▶ [Task statement]:
Within this material, find every line where the string "icon" appears, and copy it out.

▶ [Provided records]:
--

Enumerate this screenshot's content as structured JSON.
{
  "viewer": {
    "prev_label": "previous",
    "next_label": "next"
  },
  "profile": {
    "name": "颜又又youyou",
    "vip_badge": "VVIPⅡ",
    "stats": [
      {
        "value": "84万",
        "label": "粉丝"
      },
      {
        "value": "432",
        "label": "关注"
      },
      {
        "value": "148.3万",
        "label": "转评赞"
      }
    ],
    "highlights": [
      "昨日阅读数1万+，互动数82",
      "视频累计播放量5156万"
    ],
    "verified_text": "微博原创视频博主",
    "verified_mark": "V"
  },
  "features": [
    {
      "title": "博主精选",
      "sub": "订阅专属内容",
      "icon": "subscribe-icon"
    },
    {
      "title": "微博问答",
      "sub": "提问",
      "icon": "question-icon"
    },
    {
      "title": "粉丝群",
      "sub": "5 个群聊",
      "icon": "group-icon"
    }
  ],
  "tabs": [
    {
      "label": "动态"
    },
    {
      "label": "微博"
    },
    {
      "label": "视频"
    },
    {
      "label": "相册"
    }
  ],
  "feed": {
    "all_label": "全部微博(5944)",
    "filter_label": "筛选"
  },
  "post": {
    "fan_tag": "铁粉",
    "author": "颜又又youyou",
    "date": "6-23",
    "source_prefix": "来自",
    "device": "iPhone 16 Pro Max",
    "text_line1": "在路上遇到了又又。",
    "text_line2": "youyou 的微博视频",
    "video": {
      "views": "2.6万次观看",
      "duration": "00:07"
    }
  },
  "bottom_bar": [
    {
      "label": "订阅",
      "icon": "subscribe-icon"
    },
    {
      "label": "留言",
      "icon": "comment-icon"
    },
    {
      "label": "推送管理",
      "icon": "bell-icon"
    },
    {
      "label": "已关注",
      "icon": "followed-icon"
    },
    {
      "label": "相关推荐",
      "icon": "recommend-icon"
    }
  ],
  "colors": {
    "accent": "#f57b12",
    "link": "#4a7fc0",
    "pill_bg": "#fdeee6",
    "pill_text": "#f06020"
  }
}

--

▶ [Response to the exercise]:
      "icon": "subscribe-icon"
      "icon": "question-icon"
      "icon": "group-icon"
      "icon": "subscribe-icon"
      "icon": "comment-icon"
      "icon": "bell-icon"
      "icon": "followed-icon"
      "icon": "recommend-icon"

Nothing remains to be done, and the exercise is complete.